To the Australian troops it seemed that the British Army was obsessed by discipline. They would never stood for it. At several occasions Australian soldiers sabotaged First Field Punishment British soldiers were sentenced to ( for instance when Tommy had been found drunk or had been wearing dirty clothes when off duty ).
First Field Punishment meant that the soldier first had to parade in full pack. Then he had to take the pack off and Military Policemen strapped him up against a wooden cross, often one in a wagon wheel. It looked like he was crucified. This happened twice a day, an hour in the morning and an hour at night, and for as many days as the soldier was sentenced to.
It happened that Australian troops, incensed by the sight of a man undergoing Field Punishment, cut the man loose again, and again, and threatening the MP's - with loaded rifles, daring them to truss poor Tommy up again.
The British Army Staff did not very well know what to do with these and other Australian crimes. The mutinies in the French Army made some high-ranking officers nervous. They feared that the casual and highly self-conscious attitude of the ANZAC troops would have a deleterious effect on the more docile British troops under their command.
"Independent thinking is not to be encouraged in a professional Army. It is a form of mutiny. Obedience is the supreme virtue", the British Prime Minister Lloyd George warned

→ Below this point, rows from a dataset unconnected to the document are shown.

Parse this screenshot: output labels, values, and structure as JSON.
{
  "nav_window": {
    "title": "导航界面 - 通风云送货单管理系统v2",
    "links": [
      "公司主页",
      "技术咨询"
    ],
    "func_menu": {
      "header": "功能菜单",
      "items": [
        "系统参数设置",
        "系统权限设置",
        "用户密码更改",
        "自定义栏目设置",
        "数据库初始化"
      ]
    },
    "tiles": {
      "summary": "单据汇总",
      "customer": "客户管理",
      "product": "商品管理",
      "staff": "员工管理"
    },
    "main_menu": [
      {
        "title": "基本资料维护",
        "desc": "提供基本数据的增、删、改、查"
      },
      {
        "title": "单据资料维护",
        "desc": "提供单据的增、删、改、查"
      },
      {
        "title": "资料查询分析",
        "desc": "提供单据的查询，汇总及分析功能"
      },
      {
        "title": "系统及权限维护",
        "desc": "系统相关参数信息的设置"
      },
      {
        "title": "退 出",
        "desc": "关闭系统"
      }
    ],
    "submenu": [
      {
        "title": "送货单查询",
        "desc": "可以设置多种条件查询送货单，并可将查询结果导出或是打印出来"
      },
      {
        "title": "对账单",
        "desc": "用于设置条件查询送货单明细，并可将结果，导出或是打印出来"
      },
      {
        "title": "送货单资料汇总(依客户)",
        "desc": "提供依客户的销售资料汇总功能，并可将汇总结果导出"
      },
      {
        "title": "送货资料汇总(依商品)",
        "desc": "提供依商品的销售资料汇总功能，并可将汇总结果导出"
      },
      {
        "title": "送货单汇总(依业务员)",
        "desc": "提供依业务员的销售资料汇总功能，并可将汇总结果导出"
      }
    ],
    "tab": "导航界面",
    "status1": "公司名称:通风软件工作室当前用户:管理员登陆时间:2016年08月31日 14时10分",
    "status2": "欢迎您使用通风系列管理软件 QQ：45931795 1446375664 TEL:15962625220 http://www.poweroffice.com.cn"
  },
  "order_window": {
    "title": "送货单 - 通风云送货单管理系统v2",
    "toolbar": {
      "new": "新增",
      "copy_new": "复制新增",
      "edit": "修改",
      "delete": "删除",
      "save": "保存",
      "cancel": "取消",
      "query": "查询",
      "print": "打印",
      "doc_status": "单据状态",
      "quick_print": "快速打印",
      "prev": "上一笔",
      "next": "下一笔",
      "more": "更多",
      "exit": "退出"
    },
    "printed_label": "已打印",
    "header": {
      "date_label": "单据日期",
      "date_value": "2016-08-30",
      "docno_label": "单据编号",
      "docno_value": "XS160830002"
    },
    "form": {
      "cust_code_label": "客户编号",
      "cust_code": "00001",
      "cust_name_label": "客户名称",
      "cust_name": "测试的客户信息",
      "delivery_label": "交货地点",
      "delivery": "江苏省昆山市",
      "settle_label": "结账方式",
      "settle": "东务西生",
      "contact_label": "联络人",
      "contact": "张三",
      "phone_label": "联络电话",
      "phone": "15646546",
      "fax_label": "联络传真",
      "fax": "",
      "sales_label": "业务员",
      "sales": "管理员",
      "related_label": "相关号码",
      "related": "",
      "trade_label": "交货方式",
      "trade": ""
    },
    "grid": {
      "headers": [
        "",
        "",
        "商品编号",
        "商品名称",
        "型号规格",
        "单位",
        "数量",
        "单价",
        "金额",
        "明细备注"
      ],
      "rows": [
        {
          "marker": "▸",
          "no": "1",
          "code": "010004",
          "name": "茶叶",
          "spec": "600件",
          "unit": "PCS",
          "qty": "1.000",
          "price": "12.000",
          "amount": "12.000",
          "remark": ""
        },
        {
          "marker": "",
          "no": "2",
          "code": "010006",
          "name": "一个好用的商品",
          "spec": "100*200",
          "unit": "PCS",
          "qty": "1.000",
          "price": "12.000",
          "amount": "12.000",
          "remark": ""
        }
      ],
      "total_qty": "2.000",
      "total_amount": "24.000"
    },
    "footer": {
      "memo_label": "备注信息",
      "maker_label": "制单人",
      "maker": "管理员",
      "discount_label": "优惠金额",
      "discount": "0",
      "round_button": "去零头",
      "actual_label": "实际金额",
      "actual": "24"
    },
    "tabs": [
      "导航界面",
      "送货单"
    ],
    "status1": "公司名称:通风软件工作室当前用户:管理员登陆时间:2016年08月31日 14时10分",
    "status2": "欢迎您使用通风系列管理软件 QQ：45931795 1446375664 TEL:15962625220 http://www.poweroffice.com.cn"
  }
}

In the British assessment the reputedly high crime rate of the Australians also played a significant role. A rather high number of Aussies were put behind bars for some time. In the winter of 1918 an average of 9 per 1,000 Australian soldiers resided in prison. Canadians, New Zealanders and South Africans had an average of 1.6 per 1,000 men behind bars.
Some punishments however were not forced down on Australian troops. Though liable to be executed for mutiny, desertion to the enemy or treachery, the 129 Australians (including 119 deserters) that were sentenced to death during the war (117 in France) were not shot.
The 1903 Australian Defence Act stipulated that the Governor General of Australia had to confirm all sentences passed by courts-martial - and he never endorsed death sentences. Although Haig made strong representations for power to inflict the extreme penalty upon Australian soldiers, the sanction was continually denied.
A major consideration was the Australian soldier's status as a volunteer, and that as such, these men should not be subject to the extreme penalty.
After all - enough men were killed already. More than 61.000 Australians died in this war, mostly on the Western Front.
Australia's casualty rate was, relatively, the highest of all allied nations.
Picture: French children attending Australian graves.
Sources for this article / Bronnen voor dit artikel.